Problem statement – Where does "студент" appear in the data? Return each line that holds it.

Data to use –
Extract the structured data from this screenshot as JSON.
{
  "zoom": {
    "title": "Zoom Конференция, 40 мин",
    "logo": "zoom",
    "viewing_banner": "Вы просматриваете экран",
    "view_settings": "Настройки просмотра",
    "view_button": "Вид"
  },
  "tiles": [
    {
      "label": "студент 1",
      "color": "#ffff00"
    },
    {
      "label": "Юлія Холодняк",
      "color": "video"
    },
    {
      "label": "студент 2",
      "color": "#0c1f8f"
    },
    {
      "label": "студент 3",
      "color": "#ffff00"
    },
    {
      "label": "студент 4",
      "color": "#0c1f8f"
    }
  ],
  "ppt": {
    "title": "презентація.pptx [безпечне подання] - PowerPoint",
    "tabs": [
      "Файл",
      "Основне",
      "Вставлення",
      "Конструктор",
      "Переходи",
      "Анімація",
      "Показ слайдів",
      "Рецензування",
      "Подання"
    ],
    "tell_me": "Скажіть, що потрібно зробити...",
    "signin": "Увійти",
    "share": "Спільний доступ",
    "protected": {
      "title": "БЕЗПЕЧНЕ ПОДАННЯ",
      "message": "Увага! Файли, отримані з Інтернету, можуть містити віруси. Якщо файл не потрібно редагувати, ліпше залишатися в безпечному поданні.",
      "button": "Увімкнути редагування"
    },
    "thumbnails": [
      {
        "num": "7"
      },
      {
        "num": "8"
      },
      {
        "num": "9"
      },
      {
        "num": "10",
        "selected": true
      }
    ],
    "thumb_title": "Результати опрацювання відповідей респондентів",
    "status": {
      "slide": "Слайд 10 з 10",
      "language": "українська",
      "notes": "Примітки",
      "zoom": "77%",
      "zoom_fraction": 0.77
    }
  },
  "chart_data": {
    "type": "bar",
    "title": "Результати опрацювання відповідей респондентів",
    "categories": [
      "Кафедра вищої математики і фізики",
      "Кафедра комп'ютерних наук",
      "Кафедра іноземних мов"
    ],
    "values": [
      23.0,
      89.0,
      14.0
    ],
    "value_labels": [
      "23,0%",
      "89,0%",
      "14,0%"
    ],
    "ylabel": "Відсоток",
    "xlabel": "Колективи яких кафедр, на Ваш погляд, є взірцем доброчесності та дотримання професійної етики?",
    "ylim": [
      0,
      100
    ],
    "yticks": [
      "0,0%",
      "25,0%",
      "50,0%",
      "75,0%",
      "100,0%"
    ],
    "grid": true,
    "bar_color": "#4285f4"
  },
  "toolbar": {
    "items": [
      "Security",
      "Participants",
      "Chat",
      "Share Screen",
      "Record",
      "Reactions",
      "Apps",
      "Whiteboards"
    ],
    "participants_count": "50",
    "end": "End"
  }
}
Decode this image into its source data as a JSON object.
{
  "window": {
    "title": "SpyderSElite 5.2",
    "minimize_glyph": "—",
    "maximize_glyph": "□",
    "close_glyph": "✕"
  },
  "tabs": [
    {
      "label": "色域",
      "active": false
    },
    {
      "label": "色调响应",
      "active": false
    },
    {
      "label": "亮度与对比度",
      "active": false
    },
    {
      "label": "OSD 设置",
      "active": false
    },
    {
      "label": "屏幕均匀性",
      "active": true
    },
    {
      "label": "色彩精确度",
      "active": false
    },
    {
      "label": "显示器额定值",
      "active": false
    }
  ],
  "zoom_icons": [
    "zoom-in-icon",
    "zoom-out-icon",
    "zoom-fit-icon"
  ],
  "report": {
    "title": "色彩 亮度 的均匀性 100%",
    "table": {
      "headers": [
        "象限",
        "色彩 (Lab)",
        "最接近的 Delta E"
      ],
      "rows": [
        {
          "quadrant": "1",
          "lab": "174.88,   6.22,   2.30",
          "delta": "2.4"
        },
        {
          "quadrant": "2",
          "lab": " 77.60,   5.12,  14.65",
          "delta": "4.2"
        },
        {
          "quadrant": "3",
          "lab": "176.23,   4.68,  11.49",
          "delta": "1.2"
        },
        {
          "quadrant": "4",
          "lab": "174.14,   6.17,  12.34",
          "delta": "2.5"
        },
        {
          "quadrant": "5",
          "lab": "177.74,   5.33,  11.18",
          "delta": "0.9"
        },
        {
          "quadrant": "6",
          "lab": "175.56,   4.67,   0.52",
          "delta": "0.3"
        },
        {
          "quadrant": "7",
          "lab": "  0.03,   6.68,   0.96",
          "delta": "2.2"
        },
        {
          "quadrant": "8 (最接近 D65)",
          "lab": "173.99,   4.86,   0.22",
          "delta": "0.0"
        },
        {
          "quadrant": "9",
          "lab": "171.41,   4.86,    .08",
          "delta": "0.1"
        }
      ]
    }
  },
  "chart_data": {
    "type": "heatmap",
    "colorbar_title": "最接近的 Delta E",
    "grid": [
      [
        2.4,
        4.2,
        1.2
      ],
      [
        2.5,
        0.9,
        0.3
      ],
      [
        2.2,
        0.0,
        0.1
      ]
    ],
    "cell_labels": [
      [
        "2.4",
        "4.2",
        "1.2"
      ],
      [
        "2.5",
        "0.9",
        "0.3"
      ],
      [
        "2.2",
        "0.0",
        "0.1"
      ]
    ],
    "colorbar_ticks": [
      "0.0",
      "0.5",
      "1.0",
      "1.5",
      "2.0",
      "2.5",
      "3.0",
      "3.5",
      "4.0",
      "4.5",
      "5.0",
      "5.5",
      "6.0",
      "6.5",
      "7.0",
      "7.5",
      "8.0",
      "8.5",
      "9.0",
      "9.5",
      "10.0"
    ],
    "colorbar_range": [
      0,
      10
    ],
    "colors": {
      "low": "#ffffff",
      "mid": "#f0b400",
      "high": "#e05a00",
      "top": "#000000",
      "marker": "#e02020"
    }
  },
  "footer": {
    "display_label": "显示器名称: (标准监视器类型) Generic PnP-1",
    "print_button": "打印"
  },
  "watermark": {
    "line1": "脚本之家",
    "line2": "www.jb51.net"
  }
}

Answer to the problem –
      "label": "студент 1",
      "label": "студент 2",
      "label": "студент 3",
      "label": "студент 4",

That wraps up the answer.